*YOUR ASSIGNMENT:*
Scan the material below and count each line with the string "Rusia". Reply with the count alone.

▼

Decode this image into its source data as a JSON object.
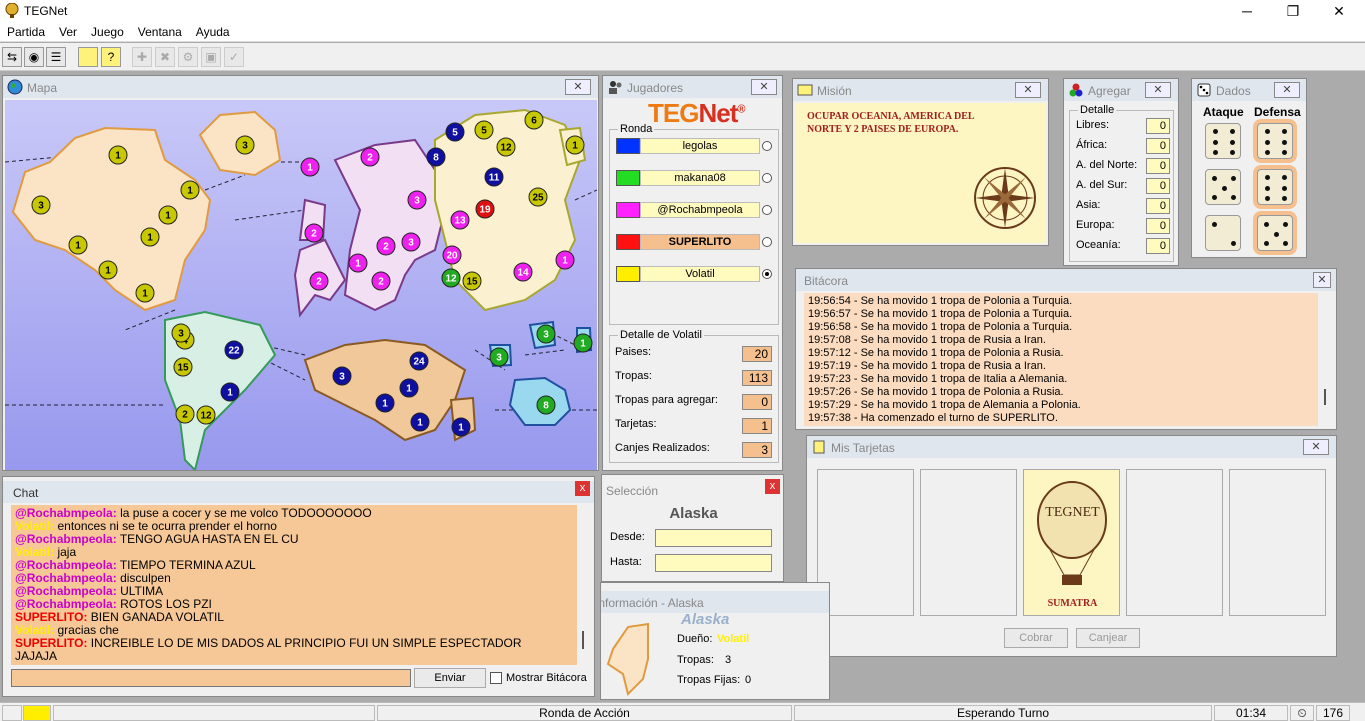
{
  "window": {
    "title": "TEGNet",
    "buttons": [
      "minimize",
      "restore",
      "close"
    ]
  },
  "menu": [
    "Partida",
    "Ver",
    "Juego",
    "Ventana",
    "Ayuda"
  ],
  "toolbar": [
    "connect-icon",
    "globe-icon",
    "list-icon",
    "card-icon",
    "card2-icon",
    "add-icon",
    "delete-icon",
    "gear-icon",
    "copy-icon",
    "check-icon"
  ],
  "mapa": {
    "title": "Mapa",
    "close": "✕"
  },
  "jugadores": {
    "title": "Jugadores",
    "logo_teg": "TEG",
    "logo_net": "Net",
    "logo_reg": "®",
    "ronda_label": "Ronda",
    "players": [
      {
        "name": "legolas",
        "color": "#0033ff",
        "selected": false
      },
      {
        "name": "makana08",
        "color": "#22dd22",
        "selected": false
      },
      {
        "name": "@Rochabmpeola",
        "color": "#ff22ff",
        "selected": false
      },
      {
        "name": "SUPERLITO",
        "color": "#ff1111",
        "selected": false,
        "active": true
      },
      {
        "name": "Volatil",
        "color": "#ffee00",
        "selected": true
      }
    ],
    "detalle_label": "Detalle de Volatil",
    "detalle": [
      {
        "label": "Paises:",
        "value": "20"
      },
      {
        "label": "Tropas:",
        "value": "113"
      },
      {
        "label": "Tropas para agregar:",
        "value": "0"
      },
      {
        "label": "Tarjetas:",
        "value": "1"
      },
      {
        "label": "Canjes Realizados:",
        "value": "3"
      }
    ]
  },
  "mision": {
    "title": "Misión",
    "text": "OCUPAR OCEANIA, AMERICA DEL NORTE Y 2 PAISES DE EUROPA."
  },
  "agregar": {
    "title": "Agregar",
    "detalle_label": "Detalle",
    "rows": [
      {
        "label": "Libres:",
        "value": "0"
      },
      {
        "label": "África:",
        "value": "0"
      },
      {
        "label": "A. del Norte:",
        "value": "0"
      },
      {
        "label": "A. del Sur:",
        "value": "0"
      },
      {
        "label": "Asia:",
        "value": "0"
      },
      {
        "label": "Europa:",
        "value": "0"
      },
      {
        "label": "Oceanía:",
        "value": "0"
      }
    ]
  },
  "dados": {
    "title": "Dados",
    "ataque": "Ataque",
    "defensa": "Defensa",
    "attack": [
      6,
      5,
      2
    ],
    "defense": [
      6,
      6,
      5
    ]
  },
  "bitacora": {
    "title": "Bitácora",
    "lines": [
      "19:56:54 - Se ha movido 1 tropa de Polonia a Turquia.",
      "19:56:57 - Se ha movido 1 tropa de Polonia a Turquia.",
      "19:56:58 - Se ha movido 1 tropa de Polonia a Turquia.",
      "19:57:08 - Se ha movido 1 tropa de Rusia a Iran.",
      "19:57:12 - Se ha movido 1 tropa de Polonia a Rusia.",
      "19:57:19 - Se ha movido 1 tropa de Rusia a Iran.",
      "19:57:23 - Se ha movido 1 tropa de Italia a Alemania.",
      "19:57:26 - Se ha movido 1 tropa de Polonia a Rusia.",
      "19:57:29 - Se ha movido 1 tropa de Alemania a Polonia.",
      "19:57:38 - Ha comenzado el turno de SUPERLITO."
    ]
  },
  "tarjetas": {
    "title": "Mis Tarjetas",
    "card_logo": "TEGNET",
    "card_name": "SUMATRA",
    "cobrar": "Cobrar",
    "canjear": "Canjear"
  },
  "chat": {
    "title": "Chat",
    "lines": [
      {
        "nick": "@Rochabmpeola:",
        "color": "#cc00cc",
        "msg": "la puse a cocer y se me volco TODOOOOOOO"
      },
      {
        "nick": "Volatil:",
        "color": "#ffee00",
        "msg": "entonces ni se te ocurra prender el horno"
      },
      {
        "nick": "@Rochabmpeola:",
        "color": "#cc00cc",
        "msg": "TENGO AGUA HASTA EN EL CU"
      },
      {
        "nick": "Volatil:",
        "color": "#ffee00",
        "msg": "jaja"
      },
      {
        "nick": "@Rochabmpeola:",
        "color": "#cc00cc",
        "msg": "TIEMPO TERMINA AZUL"
      },
      {
        "nick": "@Rochabmpeola:",
        "color": "#cc00cc",
        "msg": "disculpen"
      },
      {
        "nick": "@Rochabmpeola:",
        "color": "#cc00cc",
        "msg": "ULTIMA"
      },
      {
        "nick": "@Rochabmpeola:",
        "color": "#cc00cc",
        "msg": "ROTOS LOS PZI"
      },
      {
        "nick": "SUPERLITO:",
        "color": "#ee0000",
        "msg": "BIEN GANADA VOLATIL"
      },
      {
        "nick": "Volatil:",
        "color": "#ffee00",
        "msg": "gracias che"
      },
      {
        "nick": "SUPERLITO:",
        "color": "#ee0000",
        "msg": "INCREIBLE LO DE MIS DADOS AL PRINCIPIO FUI UN SIMPLE ESPECTADOR"
      },
      {
        "nick": "",
        "color": "#000",
        "msg": "JAJAJA"
      }
    ],
    "input_value": "",
    "enviar": "Enviar",
    "mostrar": "Mostrar Bitácora"
  },
  "seleccion": {
    "title": "Selección",
    "country": "Alaska",
    "desde": "Desde:",
    "hasta": "Hasta:"
  },
  "informacion": {
    "title": "Información - Alaska",
    "country": "Alaska",
    "dueno_label": "Dueño:",
    "dueno": "Volatil",
    "tropas_label": "Tropas:",
    "tropas": "3",
    "fijas_label": "Tropas Fijas:",
    "fijas": "0"
  },
  "statusbar": {
    "phase": "Ronda de Acción",
    "state": "Esperando Turno",
    "time": "01:34",
    "count": "176"
  },
  "map_armies": [
    {
      "n": "1",
      "c": "#c8c800"
    },
    {
      "n": "3",
      "c": "#c8c800"
    },
    {
      "n": "1",
      "c": "#c8c800"
    },
    {
      "n": "1",
      "c": "#c8c800"
    },
    {
      "n": "3",
      "c": "#c8c800"
    },
    {
      "n": "1",
      "c": "#c8c800"
    },
    {
      "n": "1",
      "c": "#c8c800"
    },
    {
      "n": "1",
      "c": "#c8c800"
    },
    {
      "n": "1",
      "c": "#c8c800"
    },
    {
      "n": "4",
      "c": "#c8c800"
    },
    {
      "n": "3",
      "c": "#c8c800"
    },
    {
      "n": "22",
      "c": "#1010a0"
    },
    {
      "n": "15",
      "c": "#c8c800"
    },
    {
      "n": "1",
      "c": "#1010a0"
    },
    {
      "n": "2",
      "c": "#c8c800"
    },
    {
      "n": "12",
      "c": "#c8c800"
    },
    {
      "n": "1",
      "c": "#ee22ee"
    },
    {
      "n": "2",
      "c": "#ee22ee"
    },
    {
      "n": "2",
      "c": "#ee22ee"
    },
    {
      "n": "3",
      "c": "#ee22ee"
    },
    {
      "n": "13",
      "c": "#ee22ee"
    },
    {
      "n": "2",
      "c": "#ee22ee"
    },
    {
      "n": "3",
      "c": "#ee22ee"
    },
    {
      "n": "1",
      "c": "#ee22ee"
    },
    {
      "n": "2",
      "c": "#ee22ee"
    },
    {
      "n": "2",
      "c": "#ee22ee"
    },
    {
      "n": "20",
      "c": "#ee22ee"
    },
    {
      "n": "14",
      "c": "#ee22ee"
    },
    {
      "n": "1",
      "c": "#ee22ee"
    },
    {
      "n": "5",
      "c": "#1010a0"
    },
    {
      "n": "5",
      "c": "#c8c800"
    },
    {
      "n": "6",
      "c": "#c8c800"
    },
    {
      "n": "1",
      "c": "#c8c800"
    },
    {
      "n": "8",
      "c": "#1010a0"
    },
    {
      "n": "12",
      "c": "#c8c800"
    },
    {
      "n": "11",
      "c": "#1010a0"
    },
    {
      "n": "19",
      "c": "#dd1111"
    },
    {
      "n": "25",
      "c": "#c8c800"
    },
    {
      "n": "12",
      "c": "#22aa22"
    },
    {
      "n": "15",
      "c": "#c8c800"
    },
    {
      "n": "3",
      "c": "#1010a0"
    },
    {
      "n": "24",
      "c": "#1010a0"
    },
    {
      "n": "1",
      "c": "#1010a0"
    },
    {
      "n": "1",
      "c": "#1010a0"
    },
    {
      "n": "1",
      "c": "#1010a0"
    },
    {
      "n": "1",
      "c": "#1010a0"
    },
    {
      "n": "3",
      "c": "#22aa22"
    },
    {
      "n": "3",
      "c": "#22aa22"
    },
    {
      "n": "1",
      "c": "#22aa22"
    },
    {
      "n": "8",
      "c": "#22aa22"
    }
  ]
}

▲

*RESULT FOR THIS EXERCISE:*
4